> Directions for this task: Within the material below, count every line with the string "Lexis". Give no more than the number.

> Dataset records:

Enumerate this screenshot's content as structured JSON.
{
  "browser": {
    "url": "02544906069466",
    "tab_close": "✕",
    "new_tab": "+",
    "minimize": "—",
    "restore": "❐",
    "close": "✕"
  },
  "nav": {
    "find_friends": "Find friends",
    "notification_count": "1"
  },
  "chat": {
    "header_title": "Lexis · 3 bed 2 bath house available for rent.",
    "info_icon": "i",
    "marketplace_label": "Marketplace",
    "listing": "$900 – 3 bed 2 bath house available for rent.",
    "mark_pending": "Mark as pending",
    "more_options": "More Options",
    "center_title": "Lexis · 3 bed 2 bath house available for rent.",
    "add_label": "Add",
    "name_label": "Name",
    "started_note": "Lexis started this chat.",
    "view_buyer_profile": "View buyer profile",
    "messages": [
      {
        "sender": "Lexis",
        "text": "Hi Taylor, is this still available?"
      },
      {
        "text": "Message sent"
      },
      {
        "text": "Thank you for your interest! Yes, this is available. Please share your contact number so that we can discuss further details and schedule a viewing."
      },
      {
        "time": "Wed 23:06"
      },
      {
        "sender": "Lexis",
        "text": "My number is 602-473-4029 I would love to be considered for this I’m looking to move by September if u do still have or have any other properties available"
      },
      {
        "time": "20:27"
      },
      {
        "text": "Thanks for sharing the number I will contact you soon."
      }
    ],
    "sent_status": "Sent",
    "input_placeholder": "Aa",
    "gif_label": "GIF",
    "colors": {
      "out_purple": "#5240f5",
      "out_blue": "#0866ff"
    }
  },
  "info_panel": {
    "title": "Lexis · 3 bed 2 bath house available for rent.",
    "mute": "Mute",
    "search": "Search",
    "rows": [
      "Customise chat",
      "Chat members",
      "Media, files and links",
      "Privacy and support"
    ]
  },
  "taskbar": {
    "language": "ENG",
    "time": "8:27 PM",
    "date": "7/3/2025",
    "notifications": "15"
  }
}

> Solution to this task: 6